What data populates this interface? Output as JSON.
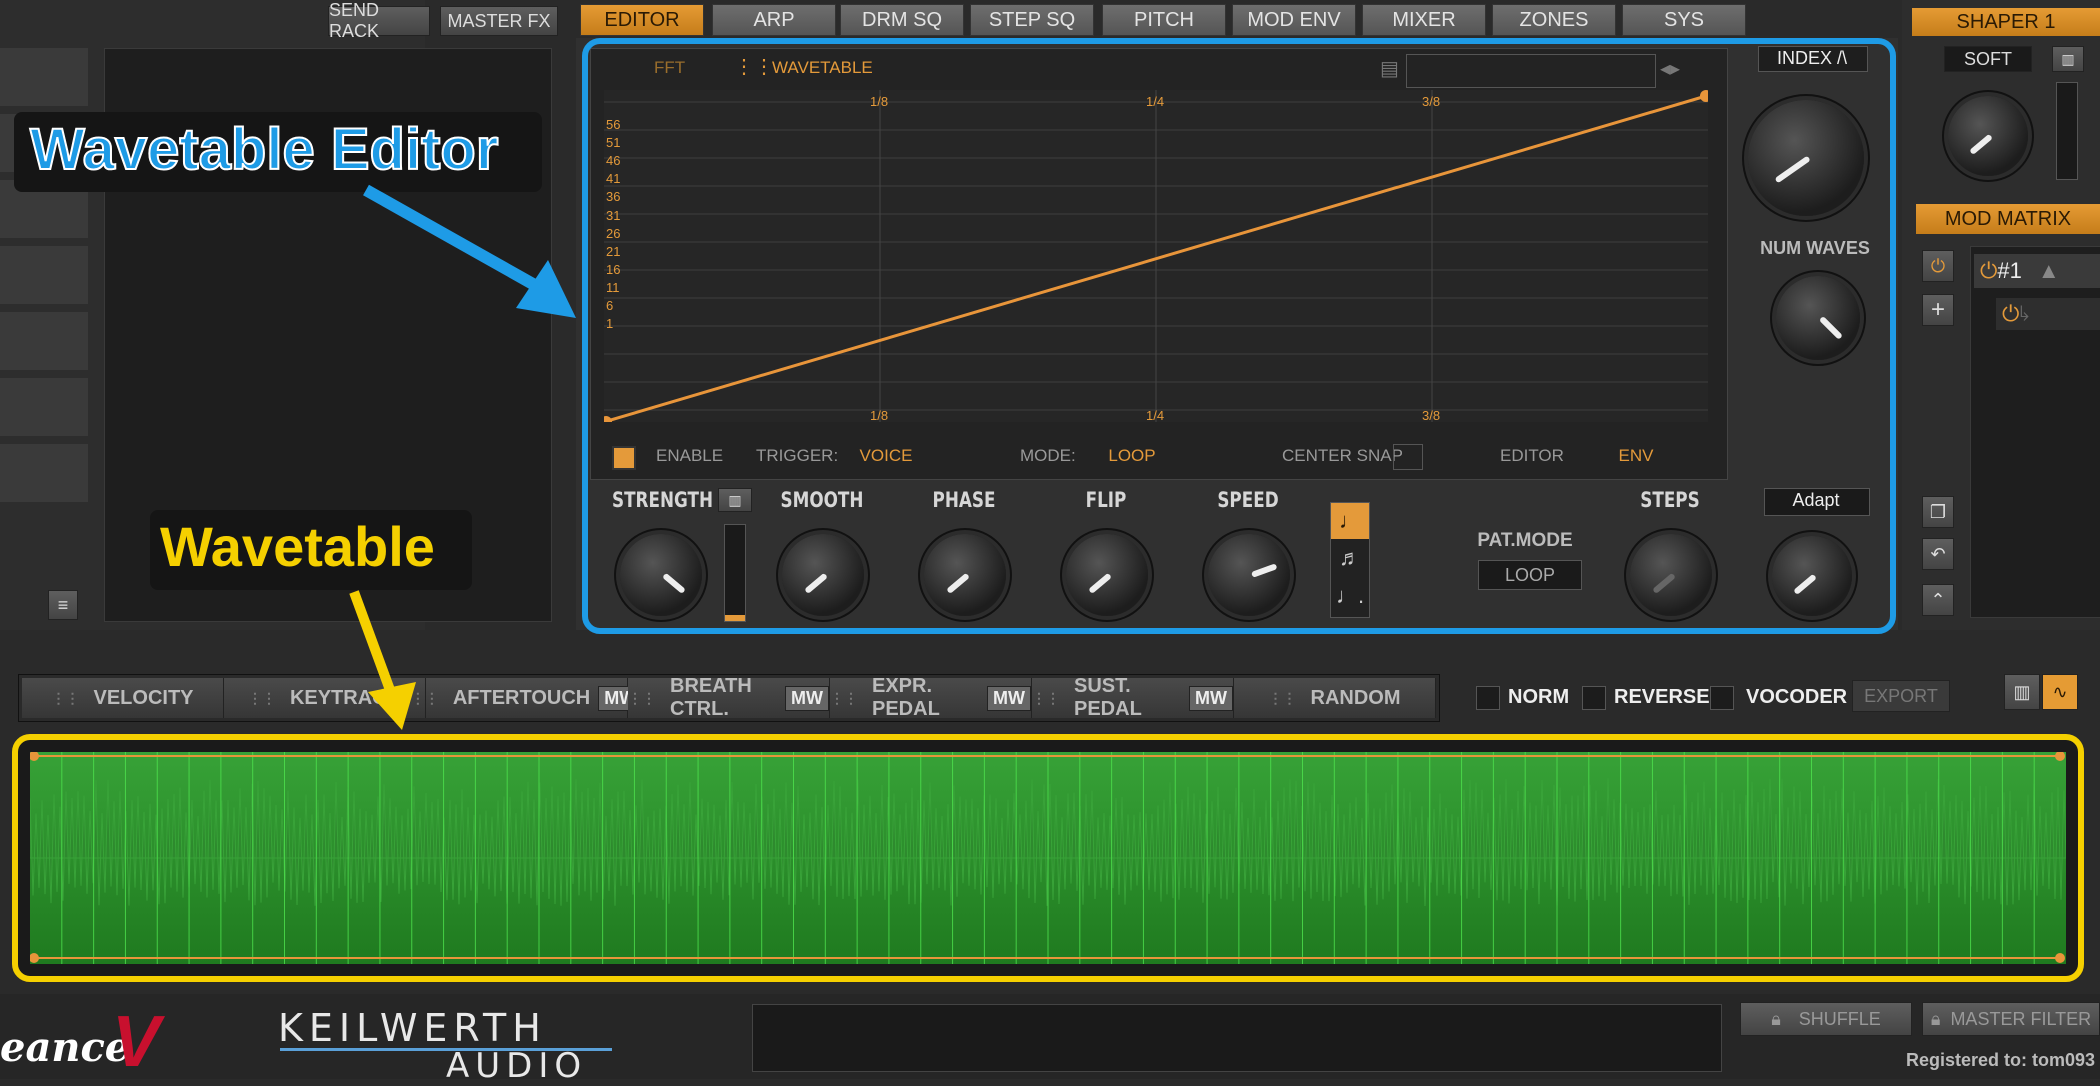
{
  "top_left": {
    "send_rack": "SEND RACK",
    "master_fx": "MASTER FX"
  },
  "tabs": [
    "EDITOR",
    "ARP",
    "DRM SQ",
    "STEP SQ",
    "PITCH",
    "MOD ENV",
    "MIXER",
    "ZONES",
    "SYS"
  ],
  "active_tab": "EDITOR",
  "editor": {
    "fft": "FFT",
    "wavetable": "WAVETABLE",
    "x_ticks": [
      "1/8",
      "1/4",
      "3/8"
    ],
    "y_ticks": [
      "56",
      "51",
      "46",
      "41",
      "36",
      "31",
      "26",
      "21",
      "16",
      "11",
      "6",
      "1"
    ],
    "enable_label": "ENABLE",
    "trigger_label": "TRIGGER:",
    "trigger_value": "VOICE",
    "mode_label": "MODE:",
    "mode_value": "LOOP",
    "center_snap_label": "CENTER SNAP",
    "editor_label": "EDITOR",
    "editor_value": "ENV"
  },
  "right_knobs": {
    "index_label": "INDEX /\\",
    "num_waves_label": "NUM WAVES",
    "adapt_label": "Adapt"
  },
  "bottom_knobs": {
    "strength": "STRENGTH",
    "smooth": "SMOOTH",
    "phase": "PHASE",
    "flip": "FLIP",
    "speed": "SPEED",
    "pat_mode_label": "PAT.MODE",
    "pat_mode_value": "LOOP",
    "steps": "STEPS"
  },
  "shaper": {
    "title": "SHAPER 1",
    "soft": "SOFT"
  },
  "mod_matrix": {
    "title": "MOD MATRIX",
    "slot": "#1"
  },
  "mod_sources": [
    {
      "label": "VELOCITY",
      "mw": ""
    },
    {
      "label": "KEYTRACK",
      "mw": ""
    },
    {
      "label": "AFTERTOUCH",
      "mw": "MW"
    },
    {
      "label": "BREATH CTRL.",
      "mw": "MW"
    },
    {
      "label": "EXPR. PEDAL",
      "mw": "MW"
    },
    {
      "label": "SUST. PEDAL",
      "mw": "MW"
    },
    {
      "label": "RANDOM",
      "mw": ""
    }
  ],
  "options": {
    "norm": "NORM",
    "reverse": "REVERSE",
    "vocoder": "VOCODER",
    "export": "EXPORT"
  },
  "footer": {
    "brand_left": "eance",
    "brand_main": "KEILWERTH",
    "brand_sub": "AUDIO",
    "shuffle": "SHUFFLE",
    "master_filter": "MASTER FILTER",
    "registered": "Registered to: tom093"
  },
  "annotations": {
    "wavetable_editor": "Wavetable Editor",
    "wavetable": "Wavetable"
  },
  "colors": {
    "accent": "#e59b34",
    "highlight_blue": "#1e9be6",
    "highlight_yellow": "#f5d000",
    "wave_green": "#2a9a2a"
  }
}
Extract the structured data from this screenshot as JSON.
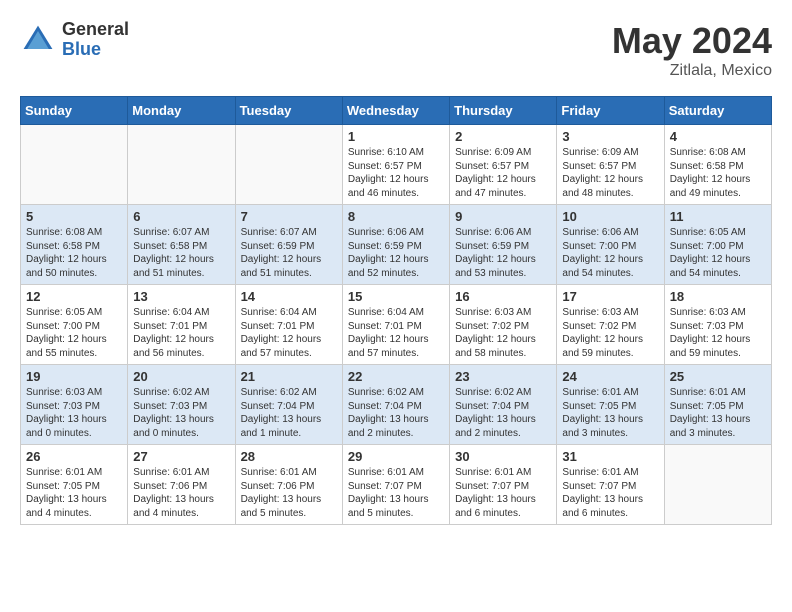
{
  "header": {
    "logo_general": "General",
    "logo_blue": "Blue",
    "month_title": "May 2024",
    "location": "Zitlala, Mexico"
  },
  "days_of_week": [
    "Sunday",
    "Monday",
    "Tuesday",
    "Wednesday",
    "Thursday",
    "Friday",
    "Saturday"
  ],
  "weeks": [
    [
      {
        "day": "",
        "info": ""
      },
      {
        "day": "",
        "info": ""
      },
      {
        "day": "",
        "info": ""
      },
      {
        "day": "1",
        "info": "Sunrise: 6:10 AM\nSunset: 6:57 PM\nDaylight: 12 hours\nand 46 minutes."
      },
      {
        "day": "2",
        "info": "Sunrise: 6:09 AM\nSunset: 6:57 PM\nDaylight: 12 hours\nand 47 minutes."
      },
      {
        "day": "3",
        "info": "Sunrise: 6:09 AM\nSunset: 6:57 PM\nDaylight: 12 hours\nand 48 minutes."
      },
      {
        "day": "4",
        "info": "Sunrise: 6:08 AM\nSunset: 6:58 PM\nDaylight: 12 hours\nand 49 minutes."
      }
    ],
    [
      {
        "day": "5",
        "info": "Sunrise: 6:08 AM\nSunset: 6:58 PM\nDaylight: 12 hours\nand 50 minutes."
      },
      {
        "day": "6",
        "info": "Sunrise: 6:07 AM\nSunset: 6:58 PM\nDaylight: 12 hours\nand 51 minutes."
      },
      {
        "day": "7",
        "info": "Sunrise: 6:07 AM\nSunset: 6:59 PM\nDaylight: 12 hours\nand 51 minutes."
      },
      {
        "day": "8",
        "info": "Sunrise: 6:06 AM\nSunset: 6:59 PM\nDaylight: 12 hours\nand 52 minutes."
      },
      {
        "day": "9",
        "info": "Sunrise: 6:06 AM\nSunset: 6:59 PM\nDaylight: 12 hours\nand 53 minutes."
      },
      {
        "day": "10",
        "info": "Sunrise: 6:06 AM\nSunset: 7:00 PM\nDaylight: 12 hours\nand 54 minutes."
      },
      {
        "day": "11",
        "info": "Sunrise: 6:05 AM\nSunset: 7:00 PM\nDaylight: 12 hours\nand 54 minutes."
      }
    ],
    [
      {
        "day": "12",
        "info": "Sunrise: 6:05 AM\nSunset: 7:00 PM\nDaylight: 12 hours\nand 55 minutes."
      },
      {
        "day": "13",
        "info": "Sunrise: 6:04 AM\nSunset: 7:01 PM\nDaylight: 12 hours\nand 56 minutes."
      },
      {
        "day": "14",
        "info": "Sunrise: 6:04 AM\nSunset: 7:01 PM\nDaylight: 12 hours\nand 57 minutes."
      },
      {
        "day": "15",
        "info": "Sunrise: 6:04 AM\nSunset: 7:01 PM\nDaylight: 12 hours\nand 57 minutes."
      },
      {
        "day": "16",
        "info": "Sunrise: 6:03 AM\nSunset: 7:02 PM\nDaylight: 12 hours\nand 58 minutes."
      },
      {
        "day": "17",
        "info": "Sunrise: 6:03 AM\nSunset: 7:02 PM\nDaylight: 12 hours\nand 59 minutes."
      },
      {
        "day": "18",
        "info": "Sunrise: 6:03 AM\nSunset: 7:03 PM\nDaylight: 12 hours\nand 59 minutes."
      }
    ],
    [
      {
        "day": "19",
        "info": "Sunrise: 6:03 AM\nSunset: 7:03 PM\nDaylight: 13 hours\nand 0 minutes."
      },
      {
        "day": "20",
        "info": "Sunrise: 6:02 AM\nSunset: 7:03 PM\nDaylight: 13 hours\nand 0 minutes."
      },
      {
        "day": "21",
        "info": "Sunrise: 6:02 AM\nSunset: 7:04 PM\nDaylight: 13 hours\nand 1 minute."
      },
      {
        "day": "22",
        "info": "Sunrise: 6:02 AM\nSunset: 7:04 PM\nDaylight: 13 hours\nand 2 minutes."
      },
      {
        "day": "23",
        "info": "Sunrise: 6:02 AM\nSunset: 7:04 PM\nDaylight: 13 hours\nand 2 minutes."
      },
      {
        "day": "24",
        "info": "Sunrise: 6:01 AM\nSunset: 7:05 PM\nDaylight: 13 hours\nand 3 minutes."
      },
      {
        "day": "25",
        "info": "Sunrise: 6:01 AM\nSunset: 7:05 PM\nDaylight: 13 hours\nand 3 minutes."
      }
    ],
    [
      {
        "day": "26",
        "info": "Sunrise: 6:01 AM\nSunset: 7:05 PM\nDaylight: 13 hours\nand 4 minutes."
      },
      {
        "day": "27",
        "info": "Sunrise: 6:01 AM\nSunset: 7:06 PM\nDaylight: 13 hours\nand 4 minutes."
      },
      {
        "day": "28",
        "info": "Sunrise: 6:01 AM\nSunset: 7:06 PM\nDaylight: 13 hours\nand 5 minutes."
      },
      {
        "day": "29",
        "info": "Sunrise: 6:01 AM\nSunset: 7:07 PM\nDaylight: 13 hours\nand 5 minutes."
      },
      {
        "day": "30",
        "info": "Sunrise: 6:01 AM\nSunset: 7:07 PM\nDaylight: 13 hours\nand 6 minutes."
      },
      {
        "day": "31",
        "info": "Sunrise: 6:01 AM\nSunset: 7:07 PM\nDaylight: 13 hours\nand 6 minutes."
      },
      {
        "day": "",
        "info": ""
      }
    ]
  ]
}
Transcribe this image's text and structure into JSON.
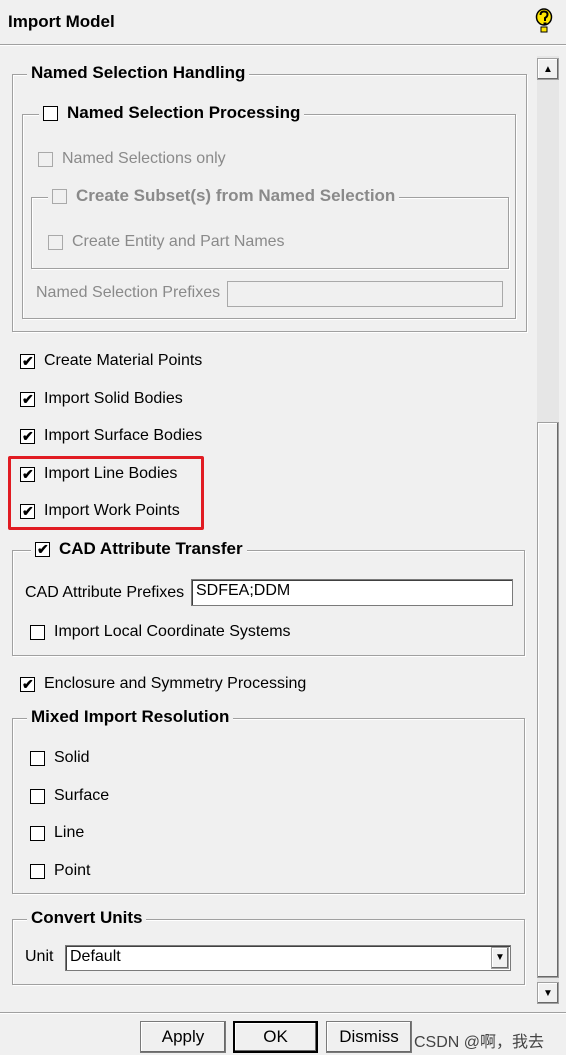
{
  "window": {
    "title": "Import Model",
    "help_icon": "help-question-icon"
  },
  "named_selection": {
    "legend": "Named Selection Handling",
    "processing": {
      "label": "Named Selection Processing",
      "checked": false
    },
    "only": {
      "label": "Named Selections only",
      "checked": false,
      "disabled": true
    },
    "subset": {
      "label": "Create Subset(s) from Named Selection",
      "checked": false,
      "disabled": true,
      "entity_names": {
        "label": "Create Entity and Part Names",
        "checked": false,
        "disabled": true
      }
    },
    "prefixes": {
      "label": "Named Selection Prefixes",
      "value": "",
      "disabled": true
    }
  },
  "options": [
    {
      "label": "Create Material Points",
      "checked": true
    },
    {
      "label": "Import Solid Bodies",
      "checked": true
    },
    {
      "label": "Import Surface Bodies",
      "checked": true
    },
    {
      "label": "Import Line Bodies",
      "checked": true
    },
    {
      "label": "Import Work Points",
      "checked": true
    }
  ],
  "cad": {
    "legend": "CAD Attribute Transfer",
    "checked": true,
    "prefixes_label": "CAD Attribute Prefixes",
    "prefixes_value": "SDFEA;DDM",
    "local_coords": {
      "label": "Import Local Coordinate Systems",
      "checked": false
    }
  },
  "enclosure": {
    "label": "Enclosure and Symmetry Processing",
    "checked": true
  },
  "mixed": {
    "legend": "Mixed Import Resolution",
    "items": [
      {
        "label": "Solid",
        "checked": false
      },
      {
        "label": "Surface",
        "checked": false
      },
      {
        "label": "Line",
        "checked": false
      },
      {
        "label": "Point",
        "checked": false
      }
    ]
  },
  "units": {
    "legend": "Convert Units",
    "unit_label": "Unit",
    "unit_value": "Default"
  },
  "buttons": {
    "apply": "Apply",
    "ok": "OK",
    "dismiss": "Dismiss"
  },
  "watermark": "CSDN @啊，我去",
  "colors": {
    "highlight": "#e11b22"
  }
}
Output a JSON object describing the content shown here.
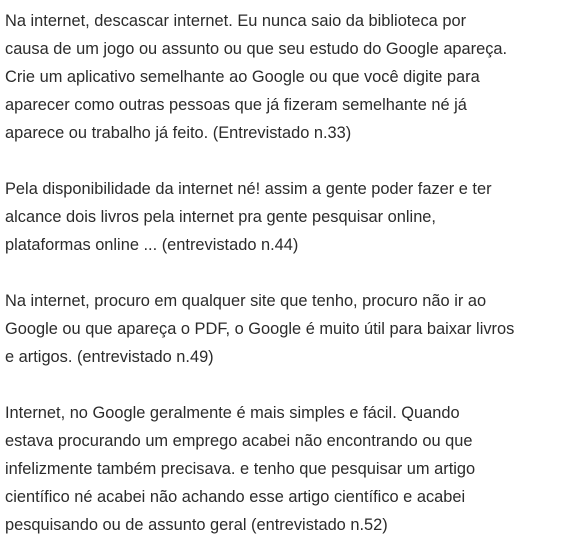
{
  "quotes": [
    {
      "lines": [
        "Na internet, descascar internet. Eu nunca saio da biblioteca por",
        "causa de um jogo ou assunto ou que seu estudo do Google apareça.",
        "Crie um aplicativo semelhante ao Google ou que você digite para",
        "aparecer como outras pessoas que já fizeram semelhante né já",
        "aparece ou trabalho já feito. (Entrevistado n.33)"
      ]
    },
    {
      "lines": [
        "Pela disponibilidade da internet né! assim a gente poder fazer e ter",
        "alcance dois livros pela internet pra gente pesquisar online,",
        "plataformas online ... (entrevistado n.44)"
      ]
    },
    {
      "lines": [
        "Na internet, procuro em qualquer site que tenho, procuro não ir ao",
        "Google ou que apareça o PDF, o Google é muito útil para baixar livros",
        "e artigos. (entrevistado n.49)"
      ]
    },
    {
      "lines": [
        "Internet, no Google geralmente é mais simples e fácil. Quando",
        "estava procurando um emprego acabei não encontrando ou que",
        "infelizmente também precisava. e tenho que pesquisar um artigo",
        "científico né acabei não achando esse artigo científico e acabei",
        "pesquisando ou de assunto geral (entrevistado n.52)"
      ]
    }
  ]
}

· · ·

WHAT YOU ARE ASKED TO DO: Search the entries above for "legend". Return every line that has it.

EXERCISE OUTPUT:
    "legend": "Named Selection Handling",
    "legend": "CAD Attribute Transfer",
    "legend": "Mixed Import Resolution",
    "legend": "Convert Units",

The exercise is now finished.